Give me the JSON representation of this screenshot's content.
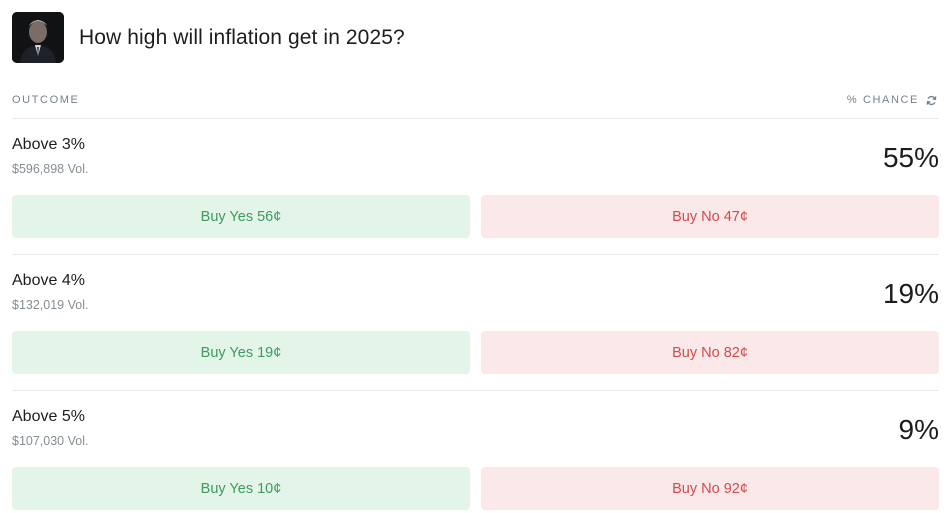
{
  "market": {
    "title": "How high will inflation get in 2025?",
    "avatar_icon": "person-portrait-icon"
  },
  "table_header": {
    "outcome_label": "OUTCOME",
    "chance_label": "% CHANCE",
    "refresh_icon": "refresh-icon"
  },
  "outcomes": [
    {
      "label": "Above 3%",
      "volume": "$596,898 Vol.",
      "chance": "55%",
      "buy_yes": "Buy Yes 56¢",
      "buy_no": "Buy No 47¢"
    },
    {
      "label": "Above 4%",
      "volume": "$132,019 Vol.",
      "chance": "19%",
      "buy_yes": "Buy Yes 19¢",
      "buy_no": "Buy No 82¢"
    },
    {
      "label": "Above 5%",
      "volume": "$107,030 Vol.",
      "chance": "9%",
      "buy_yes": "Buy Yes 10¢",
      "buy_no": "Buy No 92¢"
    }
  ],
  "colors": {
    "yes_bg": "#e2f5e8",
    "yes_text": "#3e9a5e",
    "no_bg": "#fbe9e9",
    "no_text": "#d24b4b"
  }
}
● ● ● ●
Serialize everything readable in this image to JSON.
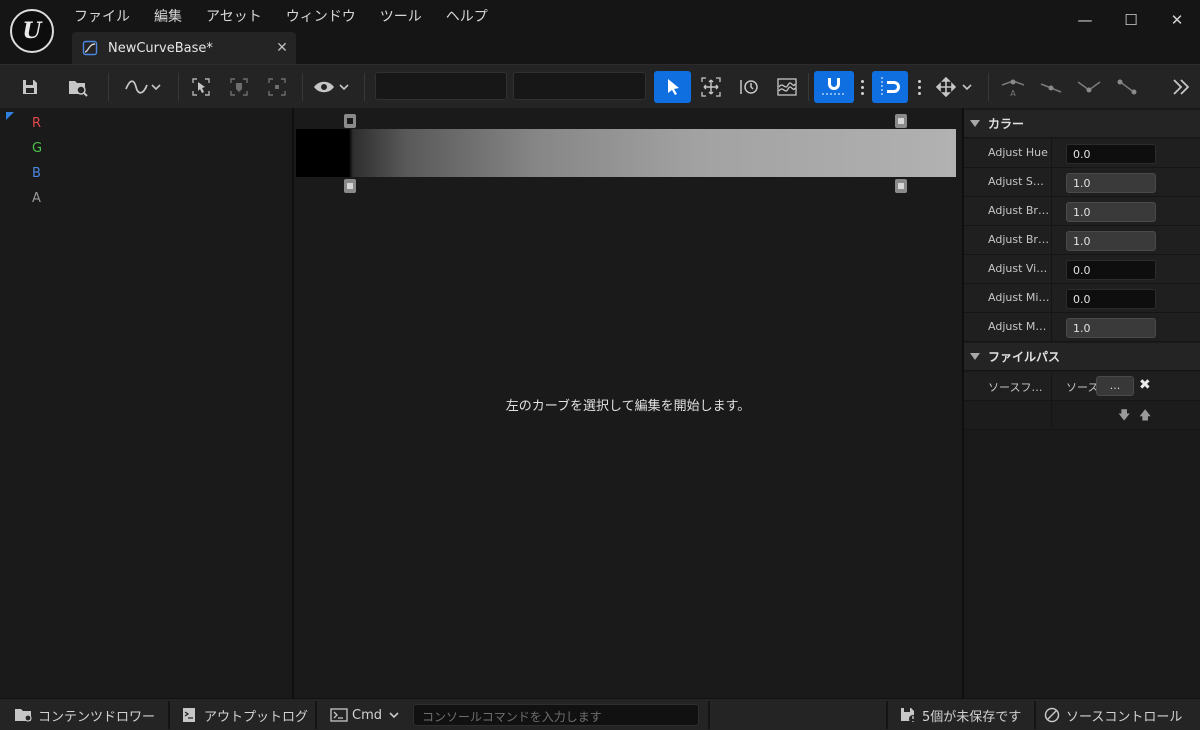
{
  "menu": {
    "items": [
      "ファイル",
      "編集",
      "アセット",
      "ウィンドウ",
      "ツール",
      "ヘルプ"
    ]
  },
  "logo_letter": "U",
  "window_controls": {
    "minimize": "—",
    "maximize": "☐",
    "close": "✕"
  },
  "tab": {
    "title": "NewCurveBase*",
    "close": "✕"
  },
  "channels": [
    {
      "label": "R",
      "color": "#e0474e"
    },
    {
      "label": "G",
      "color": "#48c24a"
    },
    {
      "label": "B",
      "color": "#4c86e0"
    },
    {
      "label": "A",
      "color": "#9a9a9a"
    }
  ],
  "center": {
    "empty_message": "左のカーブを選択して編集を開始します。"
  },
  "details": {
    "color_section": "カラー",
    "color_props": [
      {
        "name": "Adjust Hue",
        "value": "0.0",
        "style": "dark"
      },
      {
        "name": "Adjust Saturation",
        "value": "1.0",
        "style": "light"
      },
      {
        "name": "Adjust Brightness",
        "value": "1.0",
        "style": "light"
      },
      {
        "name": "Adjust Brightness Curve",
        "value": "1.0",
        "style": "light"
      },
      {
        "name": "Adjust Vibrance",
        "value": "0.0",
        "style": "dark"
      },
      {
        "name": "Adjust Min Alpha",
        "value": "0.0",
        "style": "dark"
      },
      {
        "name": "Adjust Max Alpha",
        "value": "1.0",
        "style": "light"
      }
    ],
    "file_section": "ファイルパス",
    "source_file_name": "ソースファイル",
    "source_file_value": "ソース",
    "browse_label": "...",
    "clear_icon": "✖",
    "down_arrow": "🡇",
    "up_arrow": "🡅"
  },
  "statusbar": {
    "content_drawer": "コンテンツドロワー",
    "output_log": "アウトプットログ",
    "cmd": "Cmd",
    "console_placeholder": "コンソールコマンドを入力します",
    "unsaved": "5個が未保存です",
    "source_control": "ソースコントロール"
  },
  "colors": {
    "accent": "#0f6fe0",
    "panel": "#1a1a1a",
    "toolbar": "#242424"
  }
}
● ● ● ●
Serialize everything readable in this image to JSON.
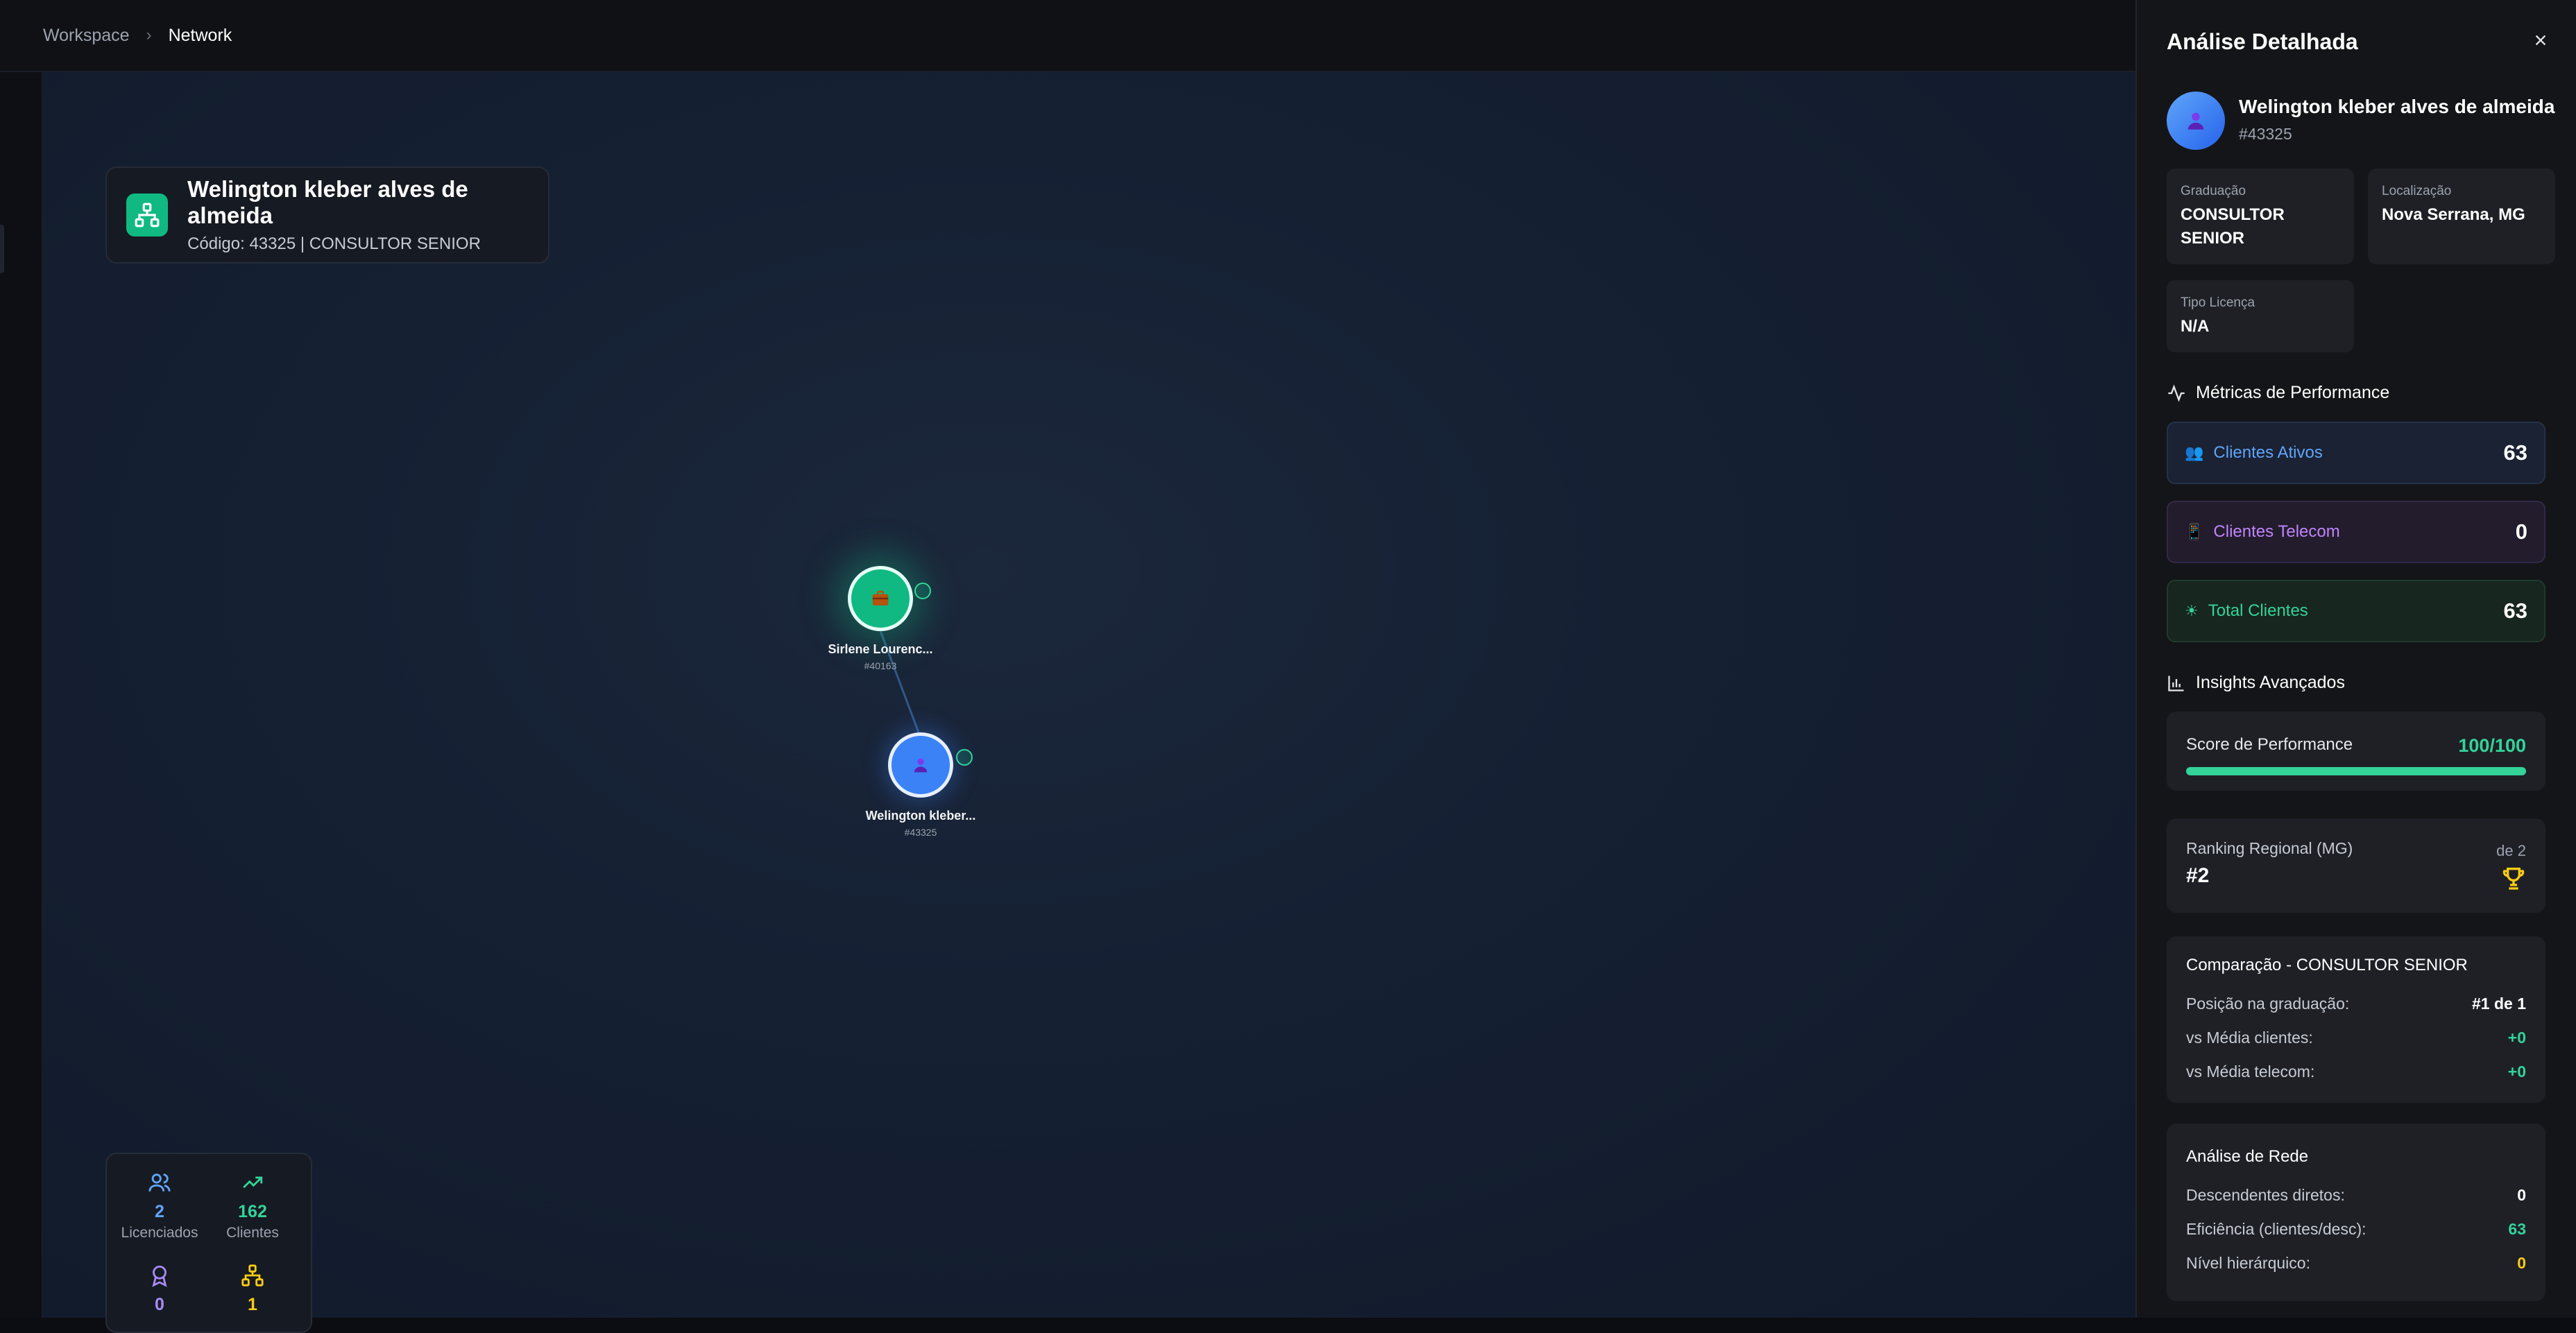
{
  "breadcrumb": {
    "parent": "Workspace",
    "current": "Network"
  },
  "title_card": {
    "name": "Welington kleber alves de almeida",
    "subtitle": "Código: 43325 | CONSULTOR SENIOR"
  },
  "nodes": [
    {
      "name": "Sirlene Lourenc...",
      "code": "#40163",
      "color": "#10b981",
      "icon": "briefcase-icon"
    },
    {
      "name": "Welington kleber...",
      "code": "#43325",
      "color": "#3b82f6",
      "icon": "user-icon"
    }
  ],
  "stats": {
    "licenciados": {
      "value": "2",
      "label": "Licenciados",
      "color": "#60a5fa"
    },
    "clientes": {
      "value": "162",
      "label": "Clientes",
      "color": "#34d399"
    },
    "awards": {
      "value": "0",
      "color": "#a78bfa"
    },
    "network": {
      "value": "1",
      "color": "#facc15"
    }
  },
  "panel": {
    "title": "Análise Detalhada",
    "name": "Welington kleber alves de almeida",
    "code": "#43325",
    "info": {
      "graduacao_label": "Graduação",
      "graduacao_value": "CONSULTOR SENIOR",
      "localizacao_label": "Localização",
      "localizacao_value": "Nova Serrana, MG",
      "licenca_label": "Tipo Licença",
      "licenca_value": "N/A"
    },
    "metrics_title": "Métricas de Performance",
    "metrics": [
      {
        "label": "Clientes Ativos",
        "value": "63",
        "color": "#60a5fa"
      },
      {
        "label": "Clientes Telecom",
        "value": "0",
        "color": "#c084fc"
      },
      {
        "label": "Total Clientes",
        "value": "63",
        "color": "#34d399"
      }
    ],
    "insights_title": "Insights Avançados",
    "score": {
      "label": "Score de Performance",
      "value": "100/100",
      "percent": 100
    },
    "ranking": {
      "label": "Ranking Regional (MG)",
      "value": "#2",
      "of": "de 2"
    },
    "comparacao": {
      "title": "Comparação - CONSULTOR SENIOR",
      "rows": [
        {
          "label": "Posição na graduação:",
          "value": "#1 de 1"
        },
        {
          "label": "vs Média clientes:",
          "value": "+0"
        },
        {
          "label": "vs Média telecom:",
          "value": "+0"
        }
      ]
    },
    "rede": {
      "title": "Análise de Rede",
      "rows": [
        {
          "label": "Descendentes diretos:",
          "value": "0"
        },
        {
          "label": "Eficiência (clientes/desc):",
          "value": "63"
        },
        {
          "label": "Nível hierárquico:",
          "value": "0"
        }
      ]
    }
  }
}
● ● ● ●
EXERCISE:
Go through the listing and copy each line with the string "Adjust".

EXPECTED ANSWER:
        "name": "Adjust Hue",
        "name": "Adjust Saturation",
        "name": "Adjust Brightness",
        "name": "Adjust Brightness Curve",
        "name": "Adjust Vibrance",
        "name": "Adjust Min Alpha",
        "name": "Adjust Max Alpha",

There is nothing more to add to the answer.